He's hoping snow falls there soon, because finding wolf tracks is the first step in finding wolves.
"I'll probably set my snares a quarter-mile or so apart,'' he said. "I'll look for trails, and I'll also make my own trails and try to draw a wolf to them using bait.''
Friends of his who hunt deer have saved carcasses for him, which he hopes to place strategically near his snares.
"If I make my own trails, I'll use an electric saw to cut saplings, because I don't want to leave gasoline smell around the baits,'' he said. "If you want to trap successfully, you don't leave any scent. You don't spit or urinate or smoke anywhere near the baits.''
All of Steffen's traps will be deodorized using a product called Snare Dip, then packaged in Zip-Loc or similar bags for the trip north.
The undertaking will be expensive. Motel, food and equipment costs, along with travel costs between his home and the North Shore, will add up.
But the experience will be worth it, he said, just like when he was a kid riding his bike to trap muskrats.
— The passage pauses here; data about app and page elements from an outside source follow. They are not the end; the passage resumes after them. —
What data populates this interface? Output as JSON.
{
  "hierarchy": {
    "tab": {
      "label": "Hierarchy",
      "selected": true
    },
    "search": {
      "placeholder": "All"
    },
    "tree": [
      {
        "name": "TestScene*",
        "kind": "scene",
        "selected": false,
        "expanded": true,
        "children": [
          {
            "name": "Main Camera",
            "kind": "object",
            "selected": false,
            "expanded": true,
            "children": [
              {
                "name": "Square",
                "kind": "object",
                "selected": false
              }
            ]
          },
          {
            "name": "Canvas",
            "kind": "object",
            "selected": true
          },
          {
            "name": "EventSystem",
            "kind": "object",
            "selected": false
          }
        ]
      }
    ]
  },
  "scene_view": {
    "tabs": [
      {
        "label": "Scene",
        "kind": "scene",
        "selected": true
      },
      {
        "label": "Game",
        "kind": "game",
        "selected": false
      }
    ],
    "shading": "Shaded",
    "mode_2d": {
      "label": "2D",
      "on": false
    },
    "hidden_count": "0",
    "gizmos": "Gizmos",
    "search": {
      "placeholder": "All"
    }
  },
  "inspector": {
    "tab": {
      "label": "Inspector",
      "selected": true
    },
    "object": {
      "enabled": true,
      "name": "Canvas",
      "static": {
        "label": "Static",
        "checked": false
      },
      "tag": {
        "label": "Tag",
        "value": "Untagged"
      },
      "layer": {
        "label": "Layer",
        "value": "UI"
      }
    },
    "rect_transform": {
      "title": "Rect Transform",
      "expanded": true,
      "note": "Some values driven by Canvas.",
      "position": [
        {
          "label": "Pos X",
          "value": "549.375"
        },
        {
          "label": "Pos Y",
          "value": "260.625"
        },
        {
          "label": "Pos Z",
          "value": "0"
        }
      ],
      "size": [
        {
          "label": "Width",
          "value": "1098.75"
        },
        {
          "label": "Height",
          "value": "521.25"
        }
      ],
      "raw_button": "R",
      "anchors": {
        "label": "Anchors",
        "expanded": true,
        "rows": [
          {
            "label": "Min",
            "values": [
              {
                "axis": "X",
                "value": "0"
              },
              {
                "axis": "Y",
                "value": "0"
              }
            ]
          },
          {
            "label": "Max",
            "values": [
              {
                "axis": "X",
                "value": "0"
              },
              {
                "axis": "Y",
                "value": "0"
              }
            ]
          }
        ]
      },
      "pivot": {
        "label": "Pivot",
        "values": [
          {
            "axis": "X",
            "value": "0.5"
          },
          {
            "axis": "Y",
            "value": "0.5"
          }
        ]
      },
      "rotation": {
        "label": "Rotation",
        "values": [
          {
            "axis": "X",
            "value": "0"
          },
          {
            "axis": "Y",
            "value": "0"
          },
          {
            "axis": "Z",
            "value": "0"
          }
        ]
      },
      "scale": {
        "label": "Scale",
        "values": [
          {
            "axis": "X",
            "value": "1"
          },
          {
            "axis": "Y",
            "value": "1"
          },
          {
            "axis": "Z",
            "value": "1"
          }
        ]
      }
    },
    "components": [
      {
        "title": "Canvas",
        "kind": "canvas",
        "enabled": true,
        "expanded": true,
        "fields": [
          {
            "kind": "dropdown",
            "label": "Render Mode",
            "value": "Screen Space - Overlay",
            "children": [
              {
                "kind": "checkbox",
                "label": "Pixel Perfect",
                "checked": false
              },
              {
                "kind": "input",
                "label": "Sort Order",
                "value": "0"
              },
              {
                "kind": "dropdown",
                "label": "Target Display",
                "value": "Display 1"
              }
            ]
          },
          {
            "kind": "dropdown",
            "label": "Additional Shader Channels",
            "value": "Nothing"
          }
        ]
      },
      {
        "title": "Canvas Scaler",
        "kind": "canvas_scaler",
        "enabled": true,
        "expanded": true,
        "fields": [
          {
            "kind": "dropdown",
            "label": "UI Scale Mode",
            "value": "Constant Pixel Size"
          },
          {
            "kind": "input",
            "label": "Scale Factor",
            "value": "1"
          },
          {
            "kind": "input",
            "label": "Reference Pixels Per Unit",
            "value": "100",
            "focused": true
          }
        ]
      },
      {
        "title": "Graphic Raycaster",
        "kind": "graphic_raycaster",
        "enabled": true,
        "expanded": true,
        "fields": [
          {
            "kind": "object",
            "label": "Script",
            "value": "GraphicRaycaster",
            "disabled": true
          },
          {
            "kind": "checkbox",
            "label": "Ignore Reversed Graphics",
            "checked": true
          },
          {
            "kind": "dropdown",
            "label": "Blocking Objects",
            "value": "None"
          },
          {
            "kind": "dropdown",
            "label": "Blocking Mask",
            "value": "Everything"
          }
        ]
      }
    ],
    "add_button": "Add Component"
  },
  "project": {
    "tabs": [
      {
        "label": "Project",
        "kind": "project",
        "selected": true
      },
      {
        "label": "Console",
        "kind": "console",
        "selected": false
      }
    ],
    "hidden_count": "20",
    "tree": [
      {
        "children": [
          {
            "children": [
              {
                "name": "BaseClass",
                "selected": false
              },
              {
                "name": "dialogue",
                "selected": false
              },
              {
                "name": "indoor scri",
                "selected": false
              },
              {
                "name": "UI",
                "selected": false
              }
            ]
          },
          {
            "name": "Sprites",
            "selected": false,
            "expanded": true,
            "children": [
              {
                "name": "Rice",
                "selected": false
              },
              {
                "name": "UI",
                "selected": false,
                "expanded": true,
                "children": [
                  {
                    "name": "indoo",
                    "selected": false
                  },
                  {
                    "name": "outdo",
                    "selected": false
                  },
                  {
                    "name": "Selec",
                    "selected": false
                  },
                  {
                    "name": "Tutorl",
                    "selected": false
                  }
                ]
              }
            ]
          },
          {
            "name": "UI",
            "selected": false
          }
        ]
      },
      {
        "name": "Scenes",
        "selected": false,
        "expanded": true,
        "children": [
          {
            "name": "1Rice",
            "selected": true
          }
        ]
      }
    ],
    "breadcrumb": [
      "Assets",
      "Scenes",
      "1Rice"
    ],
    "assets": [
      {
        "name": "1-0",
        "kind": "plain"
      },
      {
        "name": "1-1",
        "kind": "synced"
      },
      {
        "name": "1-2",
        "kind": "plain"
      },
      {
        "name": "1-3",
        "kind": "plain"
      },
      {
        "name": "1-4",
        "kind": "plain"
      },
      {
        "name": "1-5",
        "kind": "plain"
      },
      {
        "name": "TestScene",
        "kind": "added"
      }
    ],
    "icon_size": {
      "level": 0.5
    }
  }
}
"The challenge is my motivation,'' he said. "That and there are too many wolves in parts of the state.
"It'll be cool to be part of it the first year Minnesota allows wolf trapping.''
Dennis Anderson's Twitter name is @stribdennis • email@example.com